As you may have read, or noticed, I felt crappy all week. Barely any blogging got done even though I have a pile of sticky notes with reminders of things to tell you. My house is a wreck and my to-do list is still long. A cold was really beating me down and I was doing everything I could to conserve energy so I could go to class. A good move on my part was to take Thursday off of work rather than working straight through and then going directly to class.
I have taken several classes with Pamela. The first one I took was in Richmond, Virginia at Quilting Adventures. I actually took two different classes in one weekend. The first was a self portrait class and the second was on composition. I started one piece in each class.
Pamela also came to California in 2008 to teach at EBHQ. I took her class there as well. I don’t think I ever wrote a blog post about that one, but Julie wrote one, which is probably what I would have written anyway. 😉
The quiltlet, House and Garden, that I did at EBHQ has been worked on more since the class and I am almost finished with it. Maureen sent me a link to facing directions from Jeri Riggs site and I plan to use them to make a faced edging as soon as I finish the beading.

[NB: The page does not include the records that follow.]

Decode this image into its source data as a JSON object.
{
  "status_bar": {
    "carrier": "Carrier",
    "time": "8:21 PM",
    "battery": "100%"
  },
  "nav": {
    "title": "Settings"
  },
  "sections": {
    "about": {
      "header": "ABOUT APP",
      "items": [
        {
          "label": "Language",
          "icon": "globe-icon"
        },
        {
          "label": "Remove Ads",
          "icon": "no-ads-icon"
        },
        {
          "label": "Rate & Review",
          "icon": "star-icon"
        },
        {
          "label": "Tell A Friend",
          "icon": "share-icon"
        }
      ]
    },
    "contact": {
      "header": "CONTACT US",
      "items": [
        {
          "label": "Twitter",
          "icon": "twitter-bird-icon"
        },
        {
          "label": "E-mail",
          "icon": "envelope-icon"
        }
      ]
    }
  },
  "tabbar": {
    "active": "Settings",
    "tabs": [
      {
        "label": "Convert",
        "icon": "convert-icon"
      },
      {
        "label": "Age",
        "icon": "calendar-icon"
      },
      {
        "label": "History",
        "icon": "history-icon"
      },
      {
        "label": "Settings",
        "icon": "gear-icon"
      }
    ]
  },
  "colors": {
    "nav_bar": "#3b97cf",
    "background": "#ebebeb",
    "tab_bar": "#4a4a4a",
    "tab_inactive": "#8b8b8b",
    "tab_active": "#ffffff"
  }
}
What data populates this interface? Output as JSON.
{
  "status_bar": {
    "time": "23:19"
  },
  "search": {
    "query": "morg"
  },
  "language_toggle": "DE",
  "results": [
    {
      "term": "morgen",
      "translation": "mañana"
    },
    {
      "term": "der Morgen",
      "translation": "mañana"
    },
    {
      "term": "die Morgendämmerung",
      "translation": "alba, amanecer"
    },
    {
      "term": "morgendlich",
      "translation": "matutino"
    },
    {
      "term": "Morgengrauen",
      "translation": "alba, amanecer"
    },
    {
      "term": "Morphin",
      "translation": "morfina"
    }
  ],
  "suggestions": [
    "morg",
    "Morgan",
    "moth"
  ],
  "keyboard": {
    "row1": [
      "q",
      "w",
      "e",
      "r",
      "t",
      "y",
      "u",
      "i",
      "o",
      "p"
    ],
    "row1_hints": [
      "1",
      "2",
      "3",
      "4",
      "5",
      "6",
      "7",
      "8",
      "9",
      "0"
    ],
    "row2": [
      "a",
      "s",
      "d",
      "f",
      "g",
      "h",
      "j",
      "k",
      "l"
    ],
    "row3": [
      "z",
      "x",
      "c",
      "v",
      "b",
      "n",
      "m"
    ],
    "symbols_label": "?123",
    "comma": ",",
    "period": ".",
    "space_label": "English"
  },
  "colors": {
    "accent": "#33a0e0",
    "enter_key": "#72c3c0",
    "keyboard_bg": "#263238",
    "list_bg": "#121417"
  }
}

I brought all three of these pieces to the workshop with the intention of working on them and not starting anything new.
The first exercise was a monochromatic exercise. I didn’t do it. Don’t worry! I warned Pamela that I was planning to bring projects from previous classes. I did enjoy the pieces that others in the class made.
I worked and made progress on the Garden. I am actually ready to handstitch on it, though I do still have a bit of piecing to add. I am really pleased with the work I did on the Garden. I think it looks very different from what it was when I started. I also think it looks a lot better.
I am really pleased with the petals that I added. I wanted to create a little more interest in the space where the blue petals are now.
In the bottom part of the piece, the flowers were all middle ground. Pamela helped me create a foreground by putting some darker blue behind the red flower with the petals. I also created a little bit of a different foreground with the flower in the bottom right hand corner. I was thinking of it as kind of a coneflower, but some people said that it also looked like the petals had dropped off. I have a little work to do on the bottom. During the critique, Pamela and the other students suggested that I extend some of the stems to the bottom of the piece and make the bottom of the piece longer as well. They also like the brown border. That brown is currently the back, but I will cut it off and add it to the new front, but only on a couple of sides.
I didn’t succeed in doing my own thing. Pamela is such an engaging teacher that it just wasn’t possible for me to ignore her completely. She did help me with the projects I was trying to work on, though.
After a quick litle quiltlet exercise (15 min), she gave us a piece of fabric and we had to make something with it. My piece was brown. No other colors. None of my colors. Bleah!
The exercise was about accentuating or extending existing lines in the fabric she gave us. I liked the idea of the exercise.
This is the piece that came out of it. The colors aren’t me, and you can see that I injected quite a lot of blue into the surface.
Today, we worked on critiques and one piece using stripes and prints to create movement.
This piece brought the AHA moment for me. The AHA moment was a point where I finally got all that I have been learning from Pamela. I finally understood about the background and how to put stripes and prints on the piece in different ways in order to achieve movement and the illusion of something. I am really pleased with this piece and think it is very strong.
I can see how some of what I learned today will help me with the Tarts. I am going to use some of the techniques and thoughts to get that piece finished.